Collect all lines below with the string "kind".
Start of RECORD SET
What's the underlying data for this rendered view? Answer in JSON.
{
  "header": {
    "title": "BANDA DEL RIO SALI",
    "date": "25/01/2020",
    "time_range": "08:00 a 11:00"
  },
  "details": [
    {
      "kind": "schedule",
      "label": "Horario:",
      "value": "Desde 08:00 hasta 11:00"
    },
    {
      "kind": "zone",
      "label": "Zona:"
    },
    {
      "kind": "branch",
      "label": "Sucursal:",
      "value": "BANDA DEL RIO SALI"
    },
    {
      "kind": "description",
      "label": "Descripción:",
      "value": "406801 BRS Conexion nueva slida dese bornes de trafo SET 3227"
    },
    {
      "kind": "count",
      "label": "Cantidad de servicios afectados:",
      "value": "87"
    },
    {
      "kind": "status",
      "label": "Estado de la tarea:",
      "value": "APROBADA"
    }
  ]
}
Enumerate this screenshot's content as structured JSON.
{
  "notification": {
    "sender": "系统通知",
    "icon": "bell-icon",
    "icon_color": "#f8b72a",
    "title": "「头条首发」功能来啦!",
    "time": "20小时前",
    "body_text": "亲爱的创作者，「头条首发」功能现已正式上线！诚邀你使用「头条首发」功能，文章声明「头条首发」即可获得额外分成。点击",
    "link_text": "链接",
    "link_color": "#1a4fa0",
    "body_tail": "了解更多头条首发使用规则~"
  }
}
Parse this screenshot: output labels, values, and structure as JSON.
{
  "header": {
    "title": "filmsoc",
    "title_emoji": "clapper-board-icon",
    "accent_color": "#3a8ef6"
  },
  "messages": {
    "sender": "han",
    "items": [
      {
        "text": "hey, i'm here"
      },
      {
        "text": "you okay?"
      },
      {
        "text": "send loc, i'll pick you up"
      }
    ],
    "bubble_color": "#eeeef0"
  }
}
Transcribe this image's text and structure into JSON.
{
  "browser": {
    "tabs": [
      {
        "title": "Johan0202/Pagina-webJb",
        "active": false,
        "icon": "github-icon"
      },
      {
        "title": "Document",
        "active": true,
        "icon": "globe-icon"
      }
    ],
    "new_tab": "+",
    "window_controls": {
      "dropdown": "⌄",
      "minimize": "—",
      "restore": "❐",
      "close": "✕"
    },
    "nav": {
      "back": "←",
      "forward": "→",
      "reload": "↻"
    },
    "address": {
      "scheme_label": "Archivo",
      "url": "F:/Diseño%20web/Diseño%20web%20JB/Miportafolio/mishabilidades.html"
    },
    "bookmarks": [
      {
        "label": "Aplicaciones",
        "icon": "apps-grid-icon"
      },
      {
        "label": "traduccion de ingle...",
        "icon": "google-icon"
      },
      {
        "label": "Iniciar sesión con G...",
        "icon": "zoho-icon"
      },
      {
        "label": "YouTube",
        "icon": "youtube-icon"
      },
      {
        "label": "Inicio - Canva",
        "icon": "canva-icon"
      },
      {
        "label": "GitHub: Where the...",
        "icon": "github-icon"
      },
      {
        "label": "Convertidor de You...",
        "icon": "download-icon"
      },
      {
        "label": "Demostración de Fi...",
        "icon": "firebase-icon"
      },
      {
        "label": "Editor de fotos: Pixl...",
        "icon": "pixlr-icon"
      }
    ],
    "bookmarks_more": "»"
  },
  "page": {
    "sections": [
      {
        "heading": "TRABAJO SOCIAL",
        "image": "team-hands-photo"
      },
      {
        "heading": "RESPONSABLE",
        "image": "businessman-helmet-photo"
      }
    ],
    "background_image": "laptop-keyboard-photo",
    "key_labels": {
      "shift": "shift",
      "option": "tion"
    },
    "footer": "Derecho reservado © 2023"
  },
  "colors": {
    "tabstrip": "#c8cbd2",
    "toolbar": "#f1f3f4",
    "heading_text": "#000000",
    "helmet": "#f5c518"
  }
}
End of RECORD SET
**ANSWER TO THE PROBLEM:**
      "kind": "schedule",
      "kind": "zone",
      "kind": "branch",
      "kind": "description",
      "kind": "count",
      "kind": "status",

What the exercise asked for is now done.